### INSTRUCTIONS FOR THE TASK:
Which lines in the data below contain the word "heading"? Pull each of them out.

### ENTRIES SUPPLIED:
»»

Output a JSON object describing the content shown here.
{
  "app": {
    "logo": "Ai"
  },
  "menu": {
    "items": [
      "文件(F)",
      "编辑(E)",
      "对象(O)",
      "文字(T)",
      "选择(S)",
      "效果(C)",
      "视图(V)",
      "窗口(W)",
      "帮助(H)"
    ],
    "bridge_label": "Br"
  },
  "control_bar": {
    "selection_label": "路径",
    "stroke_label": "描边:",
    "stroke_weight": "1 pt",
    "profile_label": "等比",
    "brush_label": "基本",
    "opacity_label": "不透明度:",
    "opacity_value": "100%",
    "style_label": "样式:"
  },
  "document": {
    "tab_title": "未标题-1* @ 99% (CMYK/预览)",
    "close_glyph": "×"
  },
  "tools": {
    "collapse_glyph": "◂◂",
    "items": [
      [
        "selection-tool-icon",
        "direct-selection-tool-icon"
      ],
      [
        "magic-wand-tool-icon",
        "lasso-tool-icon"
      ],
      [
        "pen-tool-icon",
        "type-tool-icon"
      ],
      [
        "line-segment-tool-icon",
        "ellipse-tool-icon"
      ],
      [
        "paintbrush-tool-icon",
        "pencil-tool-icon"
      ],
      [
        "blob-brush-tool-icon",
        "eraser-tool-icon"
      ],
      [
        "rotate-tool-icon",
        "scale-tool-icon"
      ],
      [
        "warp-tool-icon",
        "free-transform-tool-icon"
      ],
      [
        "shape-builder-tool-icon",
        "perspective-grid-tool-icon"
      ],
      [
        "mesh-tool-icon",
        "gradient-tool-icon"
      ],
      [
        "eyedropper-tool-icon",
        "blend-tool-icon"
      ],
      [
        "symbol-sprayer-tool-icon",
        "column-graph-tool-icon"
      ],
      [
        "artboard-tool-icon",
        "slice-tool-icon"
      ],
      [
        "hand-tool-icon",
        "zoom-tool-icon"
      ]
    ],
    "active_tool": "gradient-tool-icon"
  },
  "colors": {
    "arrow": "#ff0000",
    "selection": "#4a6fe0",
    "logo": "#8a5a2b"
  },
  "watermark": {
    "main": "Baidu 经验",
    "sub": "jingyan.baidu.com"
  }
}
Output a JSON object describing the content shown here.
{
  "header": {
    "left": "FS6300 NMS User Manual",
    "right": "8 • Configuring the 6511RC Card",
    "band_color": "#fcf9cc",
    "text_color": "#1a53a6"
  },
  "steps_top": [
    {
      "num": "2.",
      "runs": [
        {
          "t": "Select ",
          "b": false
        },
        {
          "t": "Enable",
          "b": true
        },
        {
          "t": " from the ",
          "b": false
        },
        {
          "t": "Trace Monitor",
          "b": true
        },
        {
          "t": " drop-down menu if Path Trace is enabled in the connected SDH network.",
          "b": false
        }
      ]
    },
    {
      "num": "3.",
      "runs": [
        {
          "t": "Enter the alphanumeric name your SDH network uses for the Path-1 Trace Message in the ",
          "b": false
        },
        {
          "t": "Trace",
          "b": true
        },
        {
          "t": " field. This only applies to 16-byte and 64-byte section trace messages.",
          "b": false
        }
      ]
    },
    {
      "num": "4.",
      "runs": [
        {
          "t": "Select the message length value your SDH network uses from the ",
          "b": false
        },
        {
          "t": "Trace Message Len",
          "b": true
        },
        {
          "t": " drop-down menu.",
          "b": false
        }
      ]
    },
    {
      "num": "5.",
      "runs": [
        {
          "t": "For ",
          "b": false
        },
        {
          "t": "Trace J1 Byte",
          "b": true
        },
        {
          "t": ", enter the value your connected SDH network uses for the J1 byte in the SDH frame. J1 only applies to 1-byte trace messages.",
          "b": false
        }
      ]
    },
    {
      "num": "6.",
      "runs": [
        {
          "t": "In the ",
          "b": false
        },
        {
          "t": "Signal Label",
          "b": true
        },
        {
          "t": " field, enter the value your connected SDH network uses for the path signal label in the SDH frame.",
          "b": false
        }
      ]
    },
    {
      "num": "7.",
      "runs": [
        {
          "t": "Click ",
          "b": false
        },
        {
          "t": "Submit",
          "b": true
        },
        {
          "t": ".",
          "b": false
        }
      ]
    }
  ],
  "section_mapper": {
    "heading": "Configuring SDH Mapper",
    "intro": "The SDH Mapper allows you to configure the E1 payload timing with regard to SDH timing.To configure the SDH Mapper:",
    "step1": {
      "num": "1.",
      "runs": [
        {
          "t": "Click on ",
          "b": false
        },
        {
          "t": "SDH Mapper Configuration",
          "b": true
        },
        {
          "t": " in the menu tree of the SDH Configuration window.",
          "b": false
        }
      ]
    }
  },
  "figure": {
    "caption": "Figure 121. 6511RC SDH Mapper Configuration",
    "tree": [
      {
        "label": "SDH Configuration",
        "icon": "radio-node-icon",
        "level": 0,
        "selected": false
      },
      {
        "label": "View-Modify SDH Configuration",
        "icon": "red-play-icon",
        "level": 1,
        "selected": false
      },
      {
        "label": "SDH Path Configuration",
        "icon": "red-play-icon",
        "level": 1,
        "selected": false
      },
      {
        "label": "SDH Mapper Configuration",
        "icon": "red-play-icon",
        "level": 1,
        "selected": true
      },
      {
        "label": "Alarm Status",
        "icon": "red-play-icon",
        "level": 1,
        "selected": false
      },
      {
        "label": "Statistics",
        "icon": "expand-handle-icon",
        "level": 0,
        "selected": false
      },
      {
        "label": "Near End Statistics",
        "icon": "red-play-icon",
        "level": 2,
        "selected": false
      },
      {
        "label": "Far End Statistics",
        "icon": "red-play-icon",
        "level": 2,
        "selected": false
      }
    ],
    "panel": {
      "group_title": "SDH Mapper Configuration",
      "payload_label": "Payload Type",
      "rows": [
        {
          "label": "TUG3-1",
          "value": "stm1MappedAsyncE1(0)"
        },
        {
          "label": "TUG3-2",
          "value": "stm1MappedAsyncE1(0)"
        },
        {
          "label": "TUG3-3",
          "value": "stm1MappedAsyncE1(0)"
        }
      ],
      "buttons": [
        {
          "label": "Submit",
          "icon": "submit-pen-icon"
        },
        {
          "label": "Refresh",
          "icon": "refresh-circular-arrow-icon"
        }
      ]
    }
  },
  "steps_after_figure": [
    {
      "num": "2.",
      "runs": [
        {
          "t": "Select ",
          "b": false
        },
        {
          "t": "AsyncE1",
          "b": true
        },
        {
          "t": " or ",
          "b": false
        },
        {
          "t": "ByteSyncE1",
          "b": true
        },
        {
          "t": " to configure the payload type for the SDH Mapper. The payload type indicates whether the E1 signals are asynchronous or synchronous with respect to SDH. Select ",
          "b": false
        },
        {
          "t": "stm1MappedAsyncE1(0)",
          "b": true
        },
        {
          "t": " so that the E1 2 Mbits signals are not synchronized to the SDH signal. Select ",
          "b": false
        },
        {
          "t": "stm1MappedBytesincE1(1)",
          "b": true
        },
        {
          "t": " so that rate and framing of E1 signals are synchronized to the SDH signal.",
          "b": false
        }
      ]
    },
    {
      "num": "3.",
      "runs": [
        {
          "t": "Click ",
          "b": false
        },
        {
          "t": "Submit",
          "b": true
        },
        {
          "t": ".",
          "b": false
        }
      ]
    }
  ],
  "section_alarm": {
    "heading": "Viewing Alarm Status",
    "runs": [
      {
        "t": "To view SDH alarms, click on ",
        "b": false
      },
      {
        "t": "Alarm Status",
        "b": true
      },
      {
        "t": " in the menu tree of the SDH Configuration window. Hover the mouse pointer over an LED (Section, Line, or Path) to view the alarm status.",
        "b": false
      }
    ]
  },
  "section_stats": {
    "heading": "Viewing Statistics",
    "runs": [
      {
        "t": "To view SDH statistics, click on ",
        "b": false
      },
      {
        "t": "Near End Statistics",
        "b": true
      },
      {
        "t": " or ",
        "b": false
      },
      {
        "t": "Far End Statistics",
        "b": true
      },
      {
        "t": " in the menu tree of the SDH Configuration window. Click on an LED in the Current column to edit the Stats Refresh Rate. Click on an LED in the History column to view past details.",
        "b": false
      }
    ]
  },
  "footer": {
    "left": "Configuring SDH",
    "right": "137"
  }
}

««

### ANSWER TO THIS PROBLEM:
    "heading": "Configuring SDH Mapper",
    "heading": "Viewing Alarm Status",
    "heading": "Viewing Statistics",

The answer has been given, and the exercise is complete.